lostworldI read Jurassic Park by Michael Crichton a fair while ago and I thoroughly enjoyed it. I also happen to own the Jurassic Park film trilogy, and I thoroughly enjoy those. So, it was probably inevitable that I would read Lost World, the sequel to Jurassic Park. However, while I am still in awe of the idea, and it is as gripping a thriller as you could expect from Crichton, the book is a bit of a drag.

So, lets start with the storyline. The plot of the Lost World novel is completely different from the film version. While the film starts off with a little girl being attacked by some dinosaurs, this scene is completely absent from the novel. Likewise, some pivotal characters from the novel are absent from the film (one of the big criticisms of the movie is how weak the characters are, this may not have been an issue if all of Crichton’s characters were used). However, from a macro perspective the plot is similar between the two mediums. The sequel takes off a number of years after the events of Jurassic Park. It takes place on another island called “Site B”, where the dinosaurs had been grown before they were transferred to the actual park. Since Ingen has been destroyed by the events of the first story, the animals had since been allowed to roam free. While the movie depicts a rescue mission; Malcolm trying to save some kids, the novel features Malcolm and some other scientists on a research trip that turns into a rescue mission. Either way the result is the same; lots of dinosaurs, lots of action.
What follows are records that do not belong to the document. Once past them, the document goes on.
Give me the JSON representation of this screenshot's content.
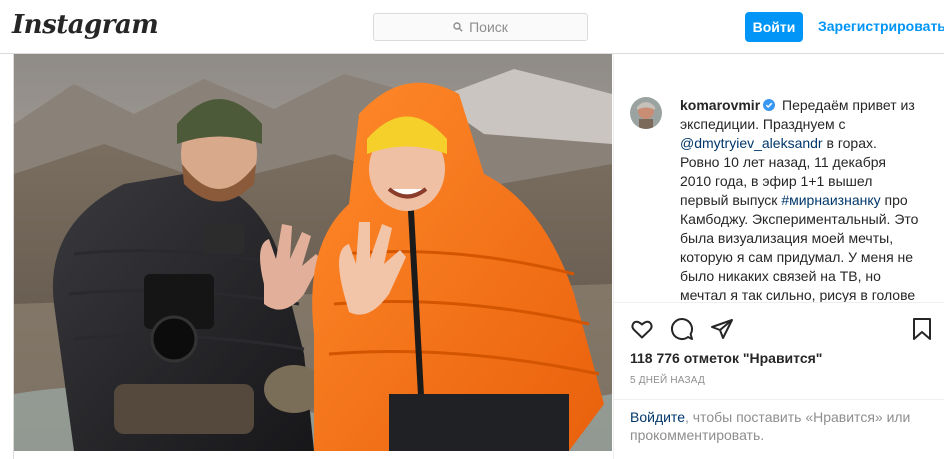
{
  "header": {
    "logo": "Instagram",
    "search_placeholder": "Поиск",
    "login_label": "Войти",
    "signup_label": "Зарегистрироваться"
  },
  "post": {
    "username": "komarovmir",
    "caption_parts": {
      "t1": " Передаём привет из экспедиции. Празднуем с ",
      "mention": "@dmytryiev_aleksandr",
      "t2": " в горах. Ровно 10 лет назад, 11 декабря 2010 года, в эфир 1+1 вышел первый выпуск ",
      "hashtag": "#мирнаизнанку",
      "t3": " про Камбоджу. Экспериментальный. Это была визуализация моей мечты, которую я сам придумал. У меня не было никаких связей на ТВ, но мечтал я так сильно, рисуя в голове"
    },
    "likes": "118 776 отметок \"Нравится\"",
    "time": "5 ДНЕЙ НАЗАД",
    "login_prompt": {
      "link": "Войдите",
      "rest": ", чтобы поставить «Нравится» или прокомментировать."
    }
  },
  "colors": {
    "accent": "#0095f6",
    "link": "#00376b",
    "muted": "#8e8e8e",
    "border": "#dbdbdb"
  },
  "icons": [
    "search-icon",
    "verified-badge-icon",
    "heart-icon",
    "comment-icon",
    "share-icon",
    "bookmark-icon"
  ]
}
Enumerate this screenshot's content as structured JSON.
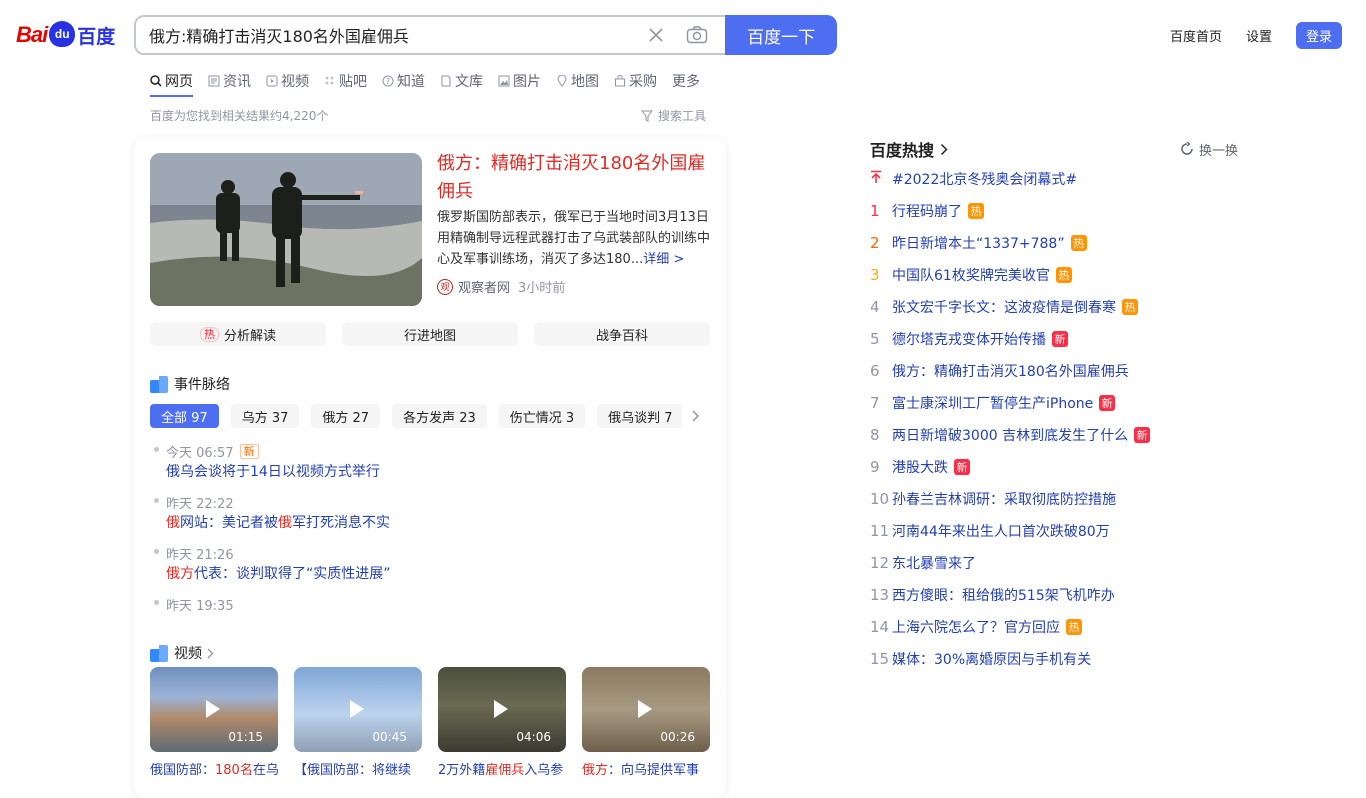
{
  "logo": {
    "bai": "Bai",
    "paw": "du",
    "cn": "百度"
  },
  "search": {
    "query": "俄方:精确打击消灭180名外国雇佣兵",
    "button": "百度一下"
  },
  "top_links": {
    "home": "百度首页",
    "settings": "设置",
    "login": "登录"
  },
  "tabs": [
    {
      "label": "网页",
      "icon": "search-icon",
      "active": true
    },
    {
      "label": "资讯",
      "icon": "news-icon"
    },
    {
      "label": "视频",
      "icon": "video-icon"
    },
    {
      "label": "贴吧",
      "icon": "tieba-icon"
    },
    {
      "label": "知道",
      "icon": "question-icon"
    },
    {
      "label": "文库",
      "icon": "doc-icon"
    },
    {
      "label": "图片",
      "icon": "image-icon"
    },
    {
      "label": "地图",
      "icon": "map-icon"
    },
    {
      "label": "采购",
      "icon": "shop-icon"
    },
    {
      "label": "更多"
    }
  ],
  "result_count": "百度为您找到相关结果约4,220个",
  "search_tools": "搜索工具",
  "news": {
    "title_a": "俄方",
    "title_sep": "：",
    "title_b": "精确打击消灭180名外国雇佣兵",
    "abstract": "俄罗斯国防部表示，俄军已于当地时间3月13日用精确制导远程武器打击了乌武装部队的训练中心及军事训练场，消灭了多达180...",
    "more": "详细 >",
    "source_icon": "观",
    "source": "观察者网",
    "time": "3小时前"
  },
  "quick_buttons": {
    "hot_tag": "热",
    "analysis": "分析解读",
    "map": "行进地图",
    "encyclopedia": "战争百科"
  },
  "events": {
    "title": "事件脉络",
    "chips": [
      "全部 97",
      "乌方 37",
      "俄方 27",
      "各方发声 23",
      "伤亡情况 3",
      "俄乌谈判 7"
    ],
    "items": [
      {
        "time": "今天 06:57",
        "tag": "新",
        "parts": [
          [
            "",
            "俄乌会谈将于14日以视频方式举行"
          ]
        ]
      },
      {
        "time": "昨天 22:22",
        "parts": [
          [
            "hl",
            "俄"
          ],
          [
            "",
            "网站：美记者被"
          ],
          [
            "hl",
            "俄"
          ],
          [
            "",
            "军打死消息不实"
          ]
        ]
      },
      {
        "time": "昨天 21:26",
        "parts": [
          [
            "hl",
            "俄方"
          ],
          [
            "",
            "代表：谈判取得了“实质性进展”"
          ]
        ]
      },
      {
        "time": "昨天 19:35",
        "parts": []
      }
    ]
  },
  "videos": {
    "title": "视频",
    "items": [
      {
        "duration": "01:15",
        "title_parts": [
          [
            "",
            "俄国防部："
          ],
          [
            "hl",
            "180名"
          ],
          [
            "",
            "在乌"
          ]
        ]
      },
      {
        "duration": "00:45",
        "title_parts": [
          [
            "",
            "【俄国防部：将继续"
          ]
        ]
      },
      {
        "duration": "04:06",
        "title_parts": [
          [
            "",
            "2万外籍"
          ],
          [
            "hl",
            "雇佣兵"
          ],
          [
            "",
            "入乌参"
          ]
        ]
      },
      {
        "duration": "00:26",
        "title_parts": [
          [
            "hl",
            "俄方"
          ],
          [
            "",
            "：向乌提供军事"
          ]
        ]
      }
    ]
  },
  "hot": {
    "title": "百度热搜",
    "refresh": "换一换",
    "items": [
      {
        "idx": "top",
        "text": "#2022北京冬残奥会闭幕式#"
      },
      {
        "idx": "1",
        "text": "行程码崩了",
        "badge": "热"
      },
      {
        "idx": "2",
        "text": "昨日新增本土“1337+788”",
        "badge": "热"
      },
      {
        "idx": "3",
        "text": "中国队61枚奖牌完美收官",
        "badge": "热"
      },
      {
        "idx": "4",
        "text": "张文宏千字长文：这波疫情是倒春寒",
        "badge": "热"
      },
      {
        "idx": "5",
        "text": "德尔塔克戎变体开始传播",
        "badge": "新"
      },
      {
        "idx": "6",
        "text": "俄方：精确打击消灭180名外国雇佣兵"
      },
      {
        "idx": "7",
        "text": "富士康深圳工厂暂停生产iPhone",
        "badge": "新"
      },
      {
        "idx": "8",
        "text": "两日新增破3000 吉林到底发生了什么",
        "badge": "新"
      },
      {
        "idx": "9",
        "text": "港股大跌",
        "badge": "新"
      },
      {
        "idx": "10",
        "text": "孙春兰吉林调研：采取彻底防控措施"
      },
      {
        "idx": "11",
        "text": "河南44年来出生人口首次跌破80万"
      },
      {
        "idx": "12",
        "text": "东北暴雪来了"
      },
      {
        "idx": "13",
        "text": "西方傻眼：租给俄的515架飞机咋办"
      },
      {
        "idx": "14",
        "text": "上海六院怎么了？官方回应",
        "badge": "热"
      },
      {
        "idx": "15",
        "text": "媒体：30%离婚原因与手机有关"
      }
    ]
  },
  "colors": {
    "accent": "#4e6ef2",
    "link": "#2440b3",
    "highlight": "#e02b25",
    "hot": "#ff9406",
    "new": "#fe2d46"
  }
}
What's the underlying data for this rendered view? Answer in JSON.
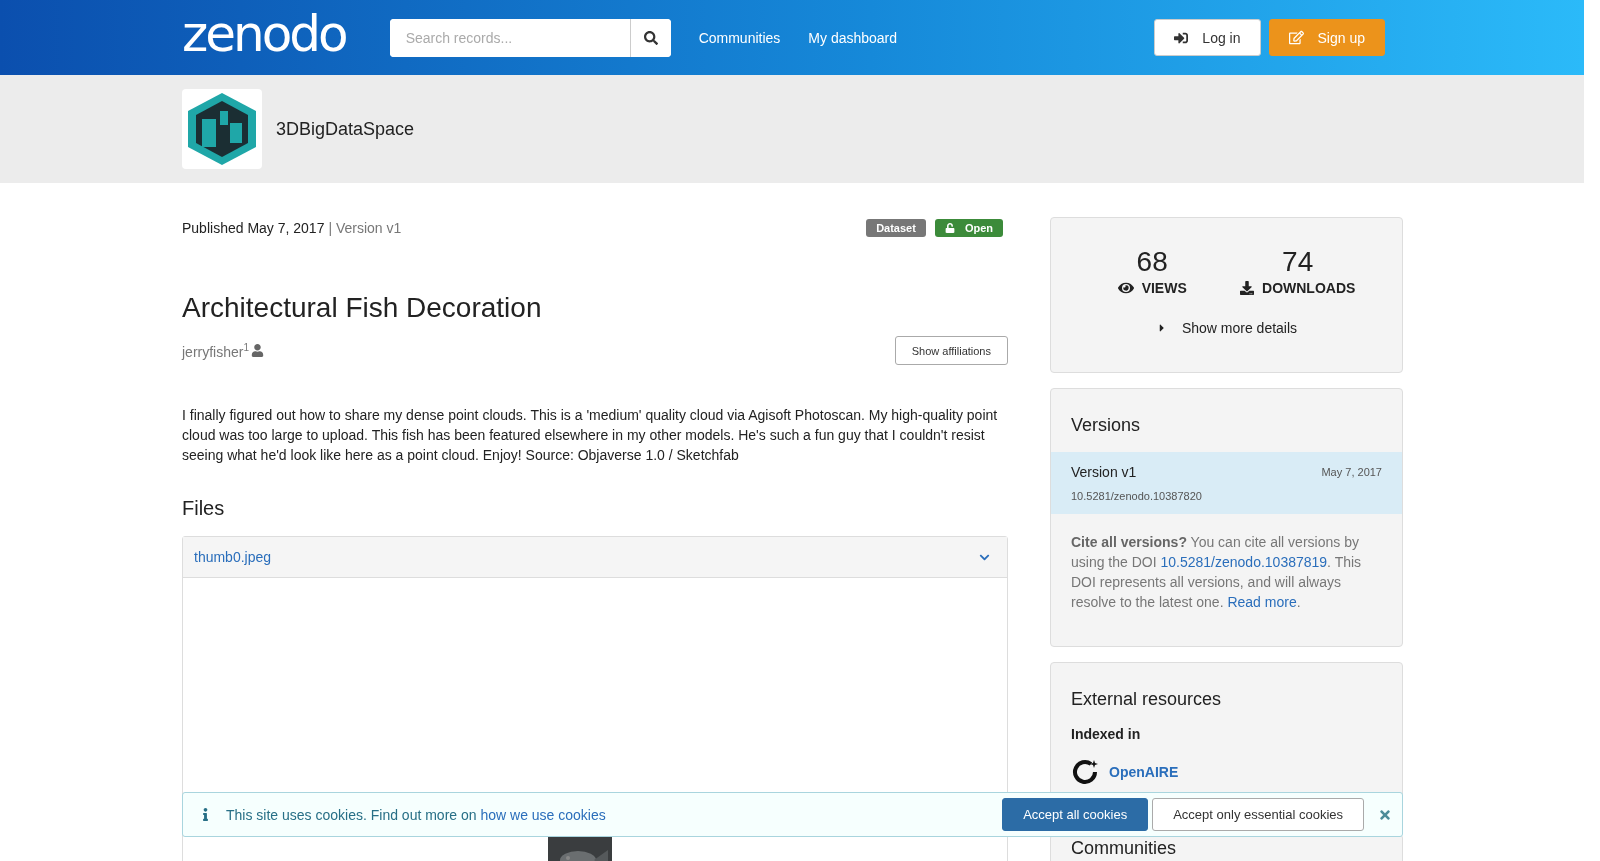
{
  "header": {
    "logo": "zenodo",
    "search": {
      "placeholder": "Search records..."
    },
    "nav": [
      "Communities",
      "My dashboard"
    ],
    "buttons": [
      {
        "label": "Log in",
        "kind": "login"
      },
      {
        "label": "Sign up",
        "kind": "signup"
      }
    ]
  },
  "community": {
    "name": "3DBigDataSpace"
  },
  "record": {
    "published": "Published May 7, 2017",
    "version": "| Version v1",
    "badges": [
      {
        "label": "Dataset",
        "kind": "type"
      },
      {
        "label": "Open",
        "kind": "access"
      }
    ],
    "title": "Architectural Fish Decoration",
    "author": "jerryfisher$^{1}$",
    "affiliations_button": "Show affiliations",
    "description": "I finally figured out how to share my dense point clouds. This is a 'medium' quality cloud via Agisoft Photoscan. My high-quality point cloud was too large to upload. This fish has been featured elsewhere in my other models. He's such a fun guy that I couldn't resist seeing what he'd look like here as a point cloud. Enjoy! Source: Objaverse 1.0 / Sketchfab",
    "files": {
      "title": "Files",
      "items": [
        {
          "name": "thumb0.jpeg",
          "expanded": true
        }
      ]
    }
  },
  "sidebar": {
    "stats": [
      {
        "value": "68",
        "label": "VIEWS",
        "kind": "views"
      },
      {
        "value": "74",
        "label": "DOWNLOADS",
        "kind": "downloads"
      }
    ],
    "more_details": "Show more details",
    "versions": {
      "title": "Versions",
      "items": [
        {
          "label": "Version v1",
          "date": "May 7, 2017",
          "doi": "10.5281/zenodo.10387820",
          "selected": true
        }
      ],
      "cite": {
        "lead": "**Cite all versions?** You can cite all versions by using the DOI",
        "doi_link": "10.5281/zenodo.10387819",
        "middle": ". This DOI represents all versions, and will always resolve to the latest one.",
        "read_more": "Read more",
        "end": "."
      }
    },
    "external": {
      "title": "External resources",
      "subtitle": "Indexed in",
      "link": "OpenAIRE"
    },
    "communities_title": "Communities"
  },
  "cookie_banner": {
    "text": "This site uses cookies. Find out more on",
    "link": "how we use cookies",
    "buttons": [
      {
        "label": "Accept all cookies",
        "kind": "primary"
      },
      {
        "label": "Accept only essential cookies",
        "kind": "secondary"
      }
    ]
  }
}
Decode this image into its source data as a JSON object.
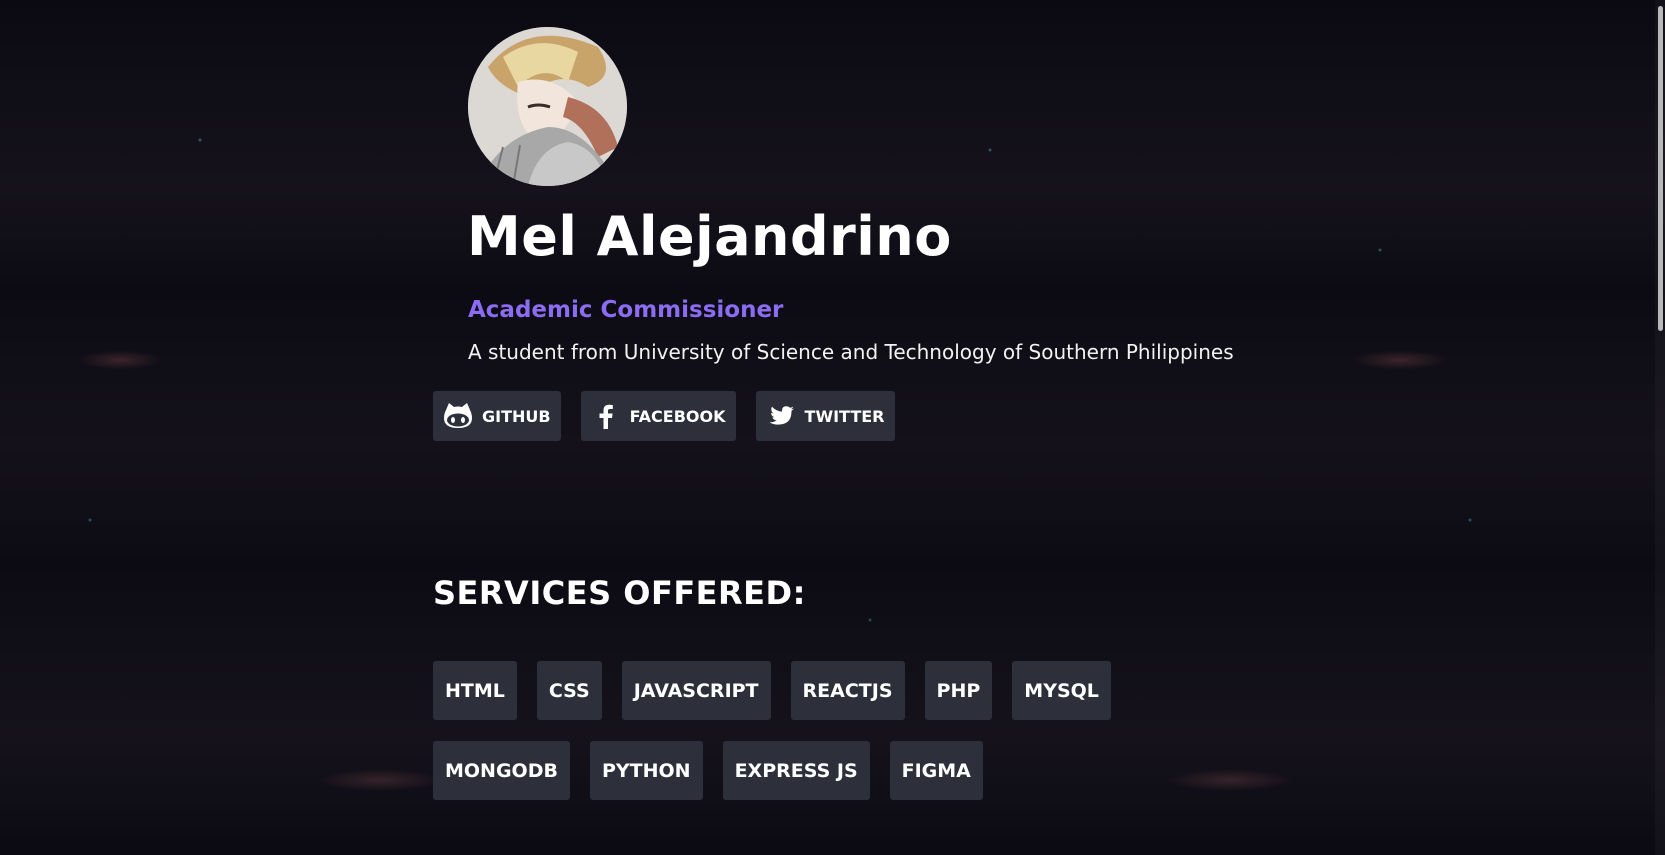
{
  "profile": {
    "name": "Mel Alejandrino",
    "role": "Academic Commissioner",
    "bio": "A student from University of Science and Technology of Southern Philippines"
  },
  "social": [
    {
      "label": "GITHUB",
      "icon": "github-icon"
    },
    {
      "label": "FACEBOOK",
      "icon": "facebook-icon"
    },
    {
      "label": "TWITTER",
      "icon": "twitter-icon"
    }
  ],
  "services": {
    "title": "SERVICES OFFERED:",
    "skills": [
      "HTML",
      "CSS",
      "JAVASCRIPT",
      "REACTJS",
      "PHP",
      "MYSQL",
      "MONGODB",
      "PYTHON",
      "EXPRESS JS",
      "FIGMA"
    ]
  },
  "colors": {
    "accent": "#8b6cf2",
    "button_bg": "#2d303a",
    "page_bg": "#0b0a12",
    "text": "#ffffff"
  }
}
As I said before, I am still in awe of the idea, and to experience it again was well worth the read. Furthermore, the novel is very much a Crichton book; incredibly fast paced and action packed. You never know what is going to come, or from where. There are so many twists and turns, that it is the epitome of a “page turner”. The book is also meticulously researched, and it is wonder to immerse yourself in this world of dinosaurs, especially through the eyes of scientists.

However, the amount of research Crichton has done can also be seen as a negative. This is the primary problem I have with the book; it just feels like a nonstop lecture. There are a number of characters who are scientists, all with different specialties, and there are a number of children. This clash of genius and non-genius provides the setting for speech after speech, explanation after explanation. Occasionally the book turns into nothing more than a science textbook with a few splashes of action just to keep up the charade of entertainment. While I enjoy science, and I am interested in many of the things discussed, it gets boring after a while. It also feels belittling, like the novel wasn’t written to entertain me, but to show how smart Crichton is.

I am a bit conflicted about this book. I am still in love with the idea, and this is one of the better unintended sequels I have read. However, the book does become a bit of a drag. The best I can say is this; if you enjoy science and enjoyed the first book, this is probably a  book you will like. Otherwise, I would stay away.


Title: The Lost World

Author: Michael Crichton

Pages: 434 (Paperback)

Publisher: Arrow

ISBN-10: 0099240629

ISBN-13: 978-0099240624

Josh’s Rating: 2/5

Amazon Link: The Lost World